**Work to complete**.
Going line by line through the entries below, tally those that hold the string "think". Give only the total.

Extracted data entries
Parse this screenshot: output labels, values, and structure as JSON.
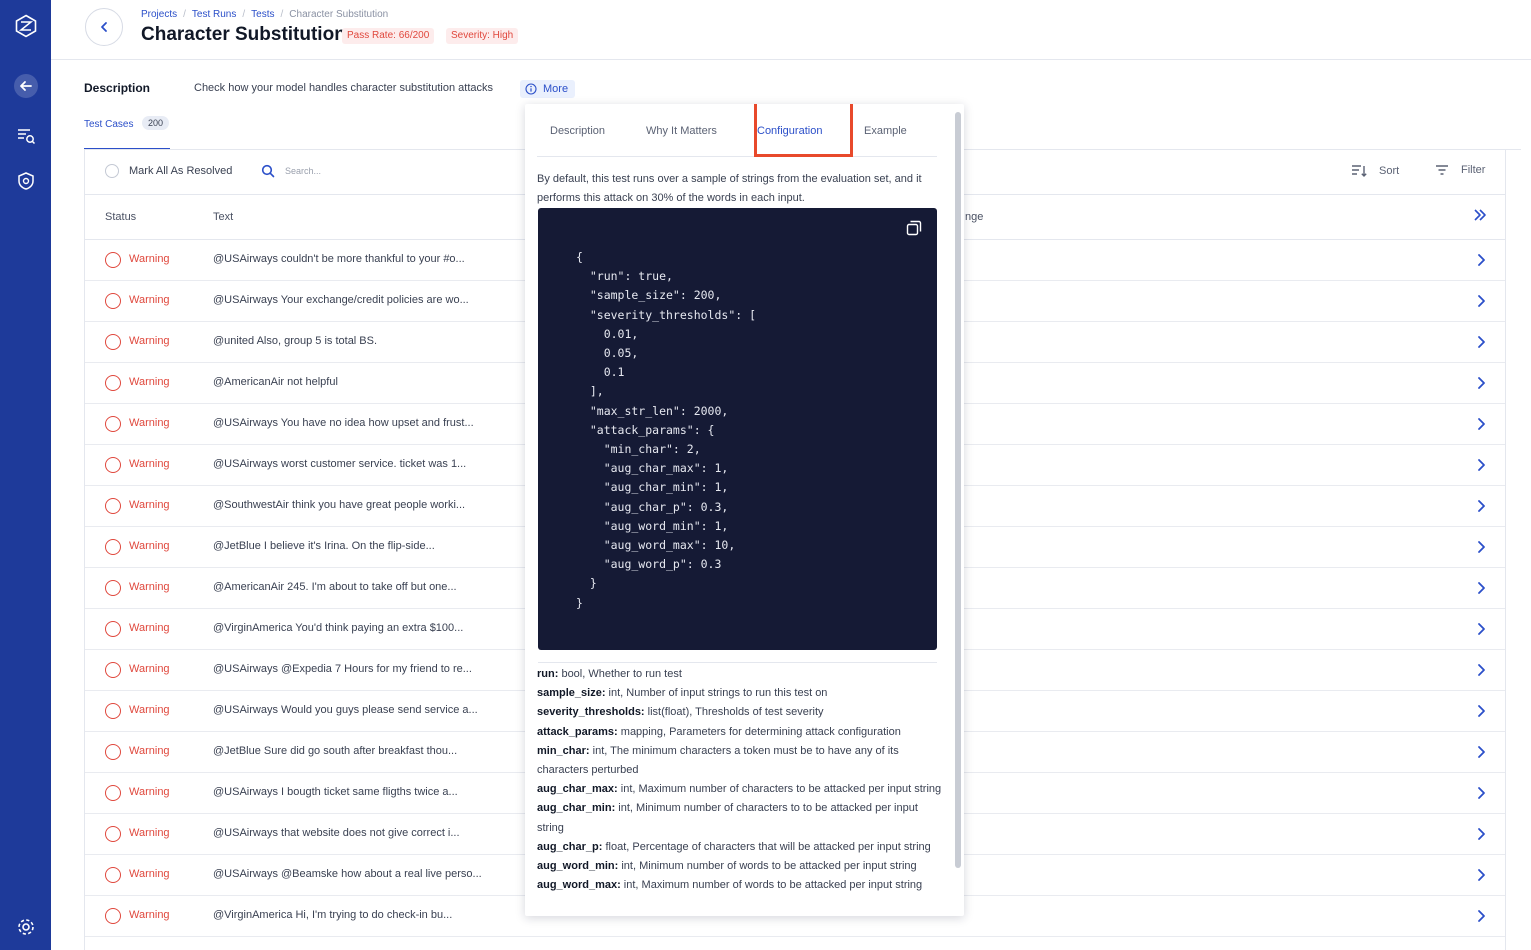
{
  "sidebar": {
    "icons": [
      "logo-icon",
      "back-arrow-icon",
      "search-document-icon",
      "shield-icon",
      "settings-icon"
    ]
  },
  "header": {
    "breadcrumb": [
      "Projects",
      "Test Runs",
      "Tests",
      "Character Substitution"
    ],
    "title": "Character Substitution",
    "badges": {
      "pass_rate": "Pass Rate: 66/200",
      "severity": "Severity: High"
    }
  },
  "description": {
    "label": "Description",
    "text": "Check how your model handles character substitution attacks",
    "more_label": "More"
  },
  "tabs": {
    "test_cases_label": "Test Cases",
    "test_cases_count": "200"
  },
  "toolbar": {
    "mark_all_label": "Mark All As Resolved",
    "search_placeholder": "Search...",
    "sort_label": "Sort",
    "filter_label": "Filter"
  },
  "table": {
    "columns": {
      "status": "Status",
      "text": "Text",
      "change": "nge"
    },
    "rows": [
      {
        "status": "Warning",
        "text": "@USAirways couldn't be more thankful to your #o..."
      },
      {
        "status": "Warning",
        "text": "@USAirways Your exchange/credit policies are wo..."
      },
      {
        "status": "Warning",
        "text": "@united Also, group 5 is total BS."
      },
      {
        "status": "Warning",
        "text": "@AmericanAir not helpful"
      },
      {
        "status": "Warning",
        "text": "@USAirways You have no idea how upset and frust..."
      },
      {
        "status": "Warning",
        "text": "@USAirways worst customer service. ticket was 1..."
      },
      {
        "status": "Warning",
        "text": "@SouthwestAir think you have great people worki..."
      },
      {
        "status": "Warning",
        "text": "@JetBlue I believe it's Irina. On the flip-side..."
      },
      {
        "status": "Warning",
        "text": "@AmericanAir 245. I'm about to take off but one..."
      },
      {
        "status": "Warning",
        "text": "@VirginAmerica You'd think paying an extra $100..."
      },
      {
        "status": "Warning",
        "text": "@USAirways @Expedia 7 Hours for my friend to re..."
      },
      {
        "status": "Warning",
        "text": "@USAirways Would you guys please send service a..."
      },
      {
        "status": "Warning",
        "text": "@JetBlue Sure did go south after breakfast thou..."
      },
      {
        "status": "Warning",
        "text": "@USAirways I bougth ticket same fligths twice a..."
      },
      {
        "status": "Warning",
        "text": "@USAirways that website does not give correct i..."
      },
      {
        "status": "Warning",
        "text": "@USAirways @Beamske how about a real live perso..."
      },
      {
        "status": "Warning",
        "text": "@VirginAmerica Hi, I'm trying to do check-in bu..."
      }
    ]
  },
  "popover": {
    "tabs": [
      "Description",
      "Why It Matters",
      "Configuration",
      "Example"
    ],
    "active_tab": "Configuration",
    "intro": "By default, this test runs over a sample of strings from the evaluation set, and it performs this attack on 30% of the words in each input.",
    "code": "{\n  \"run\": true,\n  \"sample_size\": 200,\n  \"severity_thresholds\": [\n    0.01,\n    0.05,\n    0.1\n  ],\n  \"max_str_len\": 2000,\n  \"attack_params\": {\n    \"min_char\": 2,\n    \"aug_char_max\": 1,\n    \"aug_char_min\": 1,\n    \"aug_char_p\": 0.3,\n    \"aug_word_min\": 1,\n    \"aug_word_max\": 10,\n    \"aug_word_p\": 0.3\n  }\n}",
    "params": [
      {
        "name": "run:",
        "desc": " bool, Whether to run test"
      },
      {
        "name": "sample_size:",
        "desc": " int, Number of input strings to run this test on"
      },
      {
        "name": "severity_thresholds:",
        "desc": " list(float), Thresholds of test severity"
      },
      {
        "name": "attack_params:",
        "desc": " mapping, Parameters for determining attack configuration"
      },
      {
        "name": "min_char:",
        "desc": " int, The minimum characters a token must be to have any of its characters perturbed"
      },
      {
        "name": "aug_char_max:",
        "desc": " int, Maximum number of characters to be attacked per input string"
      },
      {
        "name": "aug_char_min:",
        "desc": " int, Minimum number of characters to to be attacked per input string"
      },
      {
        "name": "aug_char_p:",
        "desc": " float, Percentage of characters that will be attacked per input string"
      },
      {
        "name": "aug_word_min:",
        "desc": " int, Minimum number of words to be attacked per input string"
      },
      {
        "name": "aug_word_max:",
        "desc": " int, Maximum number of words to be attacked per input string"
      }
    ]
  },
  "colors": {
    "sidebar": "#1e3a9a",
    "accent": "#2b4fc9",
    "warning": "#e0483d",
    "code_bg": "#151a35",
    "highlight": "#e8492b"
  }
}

**Problem solution**.
2